Tuesday, May 6, 2008

May is Melanoma/Skin Cancer Detection and Prevention Month


Fast Facts About Skin Cancer and Melanoma


  • More than 1 million new cases of skin cancer will be diagnosed in the United States this year.

  • 1 in 5 Americans will develop some form of skin cancer during their lifetime.

  • There will be about 108,230 new cases of melanoma in 2007 — 48,290 in situ (noninvasive) and 59,940 invasive (33,910 men and 26,030 women).

  • In 2007, at current rates, a person has a one in 33 chance of developing melanoma (both in situ and invasive). The risk of developing invasive melanoma is one in 63.
    Invasive melanoma is the sixth most common cancer in men and women.

  • Melanoma is the second most common cancer in women aged 20-29.5

  • One American dies of melanoma almost every hour (every 65 minutes). In 2007, 8,110 deaths will be attributed to melanoma — 5,220 men and 2,890 women.6 Older Caucasian males have the highest mortality rates from melanoma.

  • An estimated 10,850 people will die of skin cancer this year, 8,110 from melanoma and 2,740 from other skin cancers.

  • The World Health Organization estimates that as many as 60,000 people a year worldwide die from too much sun, mostly from malignant skin cancer. Of these deaths, 48,000 are from melanoma, and 12,000 are from other skin cancers. About 90 percent of these cancers are caused by ultraviolet light from the sun.

  • The incidence of melanoma has increased 690 percent from 1950 to 2001, and the overall mortality rate increased 165 percent during this same period.

  • More than 75 percent of skin cancer deaths are from melanoma.

  • Both basal cell carcinoma and squamous cell carcinoma have a better than 95 percent five-year cure rate if detected and treated early.

  • The five year survival rate for people whose melanoma is detected and treated before it spreads is 99 percent.

  • Between 1996 and 2002, the five year survival rate for melanomas detected at all stages increased to 92 percent from 82 percent between 1975 and 1977.

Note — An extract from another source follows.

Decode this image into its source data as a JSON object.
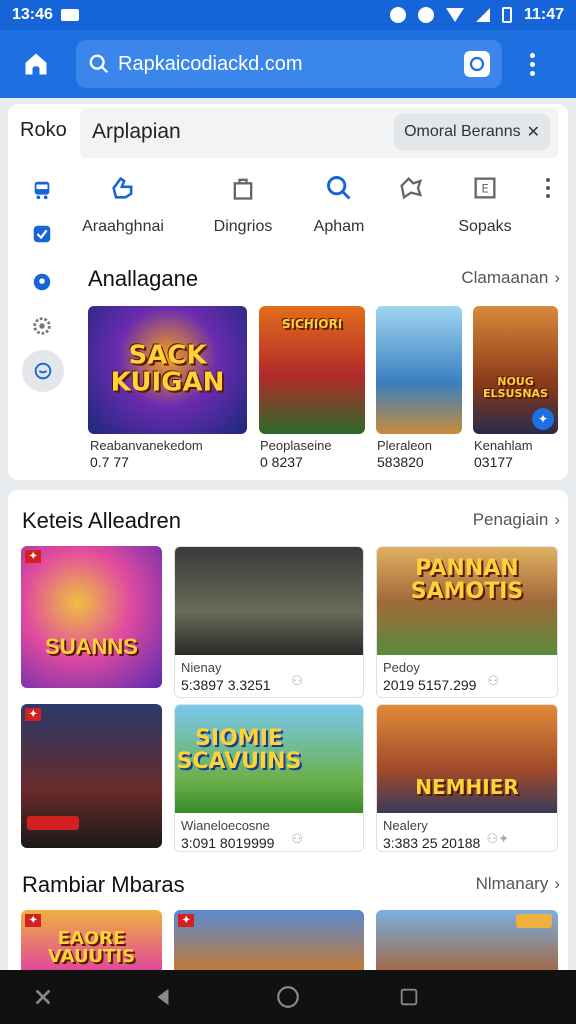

  • In 2004, the total direct cost associated with the treatment for non-melanoma skin cancer was $1.5 billion. Of that, $1.2 billion is attributed to care received in physician offices.14

    Source: American Association Dermatology

    Melanoma/Skin Cancer Detection and Prevention Month
    American Academy of Dermatology
    930 East Woodfield Road
    Schaumburg, IL 60173
    (888) 462-DERM (462-3376)
    (847) 330-0230
    (847) 330-8907 Fax
    mediarelations@aad.org
    www.aad.org
    Materials available
    Contact: Jennifer Allyn

1 comment:

Brian said...

The key is to discover suspicious skin lesions at an early stage. Check moles for A)symmetry, for irregular B)orders, for multiple C)olors, for a D)iameter larger than a pencil eraser and for E)volution which is an enlarging or new mole. These are the ABCDE's for self-screening.

It is important to keep checking for new or changing moles, particularly if you are at risk. Those that have had a melanoma removed may be cured but they are at high risk for recurrence of new melanomas. If you have a lot of moles it is very hard (impossible really) to be able to tell if new or changing ones are present though.

DermAlert is an image comparison software program developed through funding from the National Cancer Institute that is inexpensive and lets you use your digital camera in the privacy of your own home to find changing moles over time. Then you can point out the changes to your dermatologist. You can see details and demo at www.dermalert.com